You can hire an individual that works for several companies as a consultant, a smaller accounting firm, or a larger practice. One of the first two options, the individual or small firm usually offer more affordable service that tend to be more one-on-one, so you might want to start there. Keep in mind your needs include your budget so if you are trying to stay lean, hire the less expensive option.

Questions to ask before hiring

Some of the questions you should ask each provider or firm include:

  • What accounting software do you use?
  • Do you provide software setup?
  • Do you provide monthly bookkeeping?
  • What is your hourly rate?
  • Can you provide three small business references?
  • Do you work onsite at the client location?
  • What industries do you specialize in?
  • Do you also prepare business taxes?

You want to find an accountant who you can trust with your finances, and who will be with you for years to come. Don’t overlook how important the selection process is, and spend enough time on it to find the best fit for your company. Good luck finding the right person to meet the needs of your business!

Basketball Madness!

By Debby Winters

You may be wondering if your business can make money off the Basketball Madness, referred to as “March Madness” that ends tonight with the final game. I don’t recommend it!

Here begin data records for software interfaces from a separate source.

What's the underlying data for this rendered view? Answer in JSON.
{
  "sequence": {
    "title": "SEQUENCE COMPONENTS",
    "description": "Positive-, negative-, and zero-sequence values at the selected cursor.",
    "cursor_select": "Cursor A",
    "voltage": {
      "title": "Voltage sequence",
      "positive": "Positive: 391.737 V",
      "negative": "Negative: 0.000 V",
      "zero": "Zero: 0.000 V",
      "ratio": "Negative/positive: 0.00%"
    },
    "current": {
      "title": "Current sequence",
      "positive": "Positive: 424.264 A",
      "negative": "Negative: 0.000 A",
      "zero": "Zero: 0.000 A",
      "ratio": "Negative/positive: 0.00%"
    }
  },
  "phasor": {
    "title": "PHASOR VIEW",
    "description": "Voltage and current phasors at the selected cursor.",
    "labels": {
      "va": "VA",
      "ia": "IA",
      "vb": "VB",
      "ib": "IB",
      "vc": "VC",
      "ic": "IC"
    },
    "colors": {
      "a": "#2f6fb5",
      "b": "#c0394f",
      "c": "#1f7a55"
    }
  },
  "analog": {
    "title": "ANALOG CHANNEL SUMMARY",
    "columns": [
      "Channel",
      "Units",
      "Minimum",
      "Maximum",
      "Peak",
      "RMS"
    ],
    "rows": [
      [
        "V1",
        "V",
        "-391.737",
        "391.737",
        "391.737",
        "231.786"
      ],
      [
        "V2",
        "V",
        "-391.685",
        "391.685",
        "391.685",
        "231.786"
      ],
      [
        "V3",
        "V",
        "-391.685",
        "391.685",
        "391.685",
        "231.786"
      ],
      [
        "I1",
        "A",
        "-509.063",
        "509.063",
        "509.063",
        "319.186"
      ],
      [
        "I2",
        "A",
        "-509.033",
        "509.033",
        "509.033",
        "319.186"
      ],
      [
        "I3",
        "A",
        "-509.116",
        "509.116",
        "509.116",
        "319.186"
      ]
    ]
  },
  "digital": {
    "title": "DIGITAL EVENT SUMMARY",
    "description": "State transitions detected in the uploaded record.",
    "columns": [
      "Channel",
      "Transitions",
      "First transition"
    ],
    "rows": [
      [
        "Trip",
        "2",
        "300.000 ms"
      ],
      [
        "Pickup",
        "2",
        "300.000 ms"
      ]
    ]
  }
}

The NCAA is serious about registering trademarks. It has not only trademarked the phrase March Madness® but has also filed for Elite Eight, NCAA Sweet Sixteen, March Mayhem, and The Big Dance. Therefore proceed with caution when making reference to the NCAA tournament in any way. It is also recommend that you avoid blatant basketball imagery such as basketballs and hoops, since these might be argued to imply an association with the NCAA event. Basketball Madness is BIG Business!

Just to be on the safe side, you can always pursue a license to use the phrases protected by trademark registration. The NCAA’s trademarks (like many NCAA teams) are managed by a company called the Collegiate Licensing Company. The fees just to apply for a license will cost anywhere from $4,500 to $21,000 or more, and this doesn’t include the royalties you’ll be paying! For sure it isn’t cheap!  The better way to go is to avoid using these trademarked phrases all together.

AND don’t think that you can use the terms and they won’t notice. In recent years, the NCAA has ramped up its trademark enforcement efforts, sending hundreds of cease-and-desist letters to those who use its trademarks in even the most innocuous ways. According to the NCAA, it does not matter that an accused infringer’s business has absolutely nothing to do with athletics. Indeed, the NCAA has demanded that travel booking websites take down offerings that advertise Final Four trips. The NCAA was also successful in a trademark dispute with an adult website that displayed a bracket featuring porn stars alongside naughty plays-on-words utilizing the NCAA’s trademarks. The NCAA doesn’t let anyone use their trademarked phrases!

My advice is to stay away from these entirely. Instead, think about the other intellectual property that surrounds basketball. The basket ball itself was patented in 1929 U.S. Patent 1718305.  Then there’s the patent for the basketball basket U.S. Patent 2061152 and the basketball shoe U.S. Patent 1962526. If the final game between the Blue Devils of Duke and the Wisconsin Badgers isn’t exciting enough tonight, read some of these original patents for fun!

May the best team win!

Michael Jackson’s Magic Shoes Patent

By Debby Winters

Ever wonder how Michael Jackson was able to defy gravity and perform his famous moon walk? Although there was a slot in the heel of the original shoes that engaged with a peg and was used to raise and protrude through the stage floor when activated, he did in fact receive a patent for the shoes that he later went on to wear for live performances. To learn more about these “magic shoes,” read the blog post “Michael Jackson’s “anti-gravity” patent” where you also can view the drawings from the patent.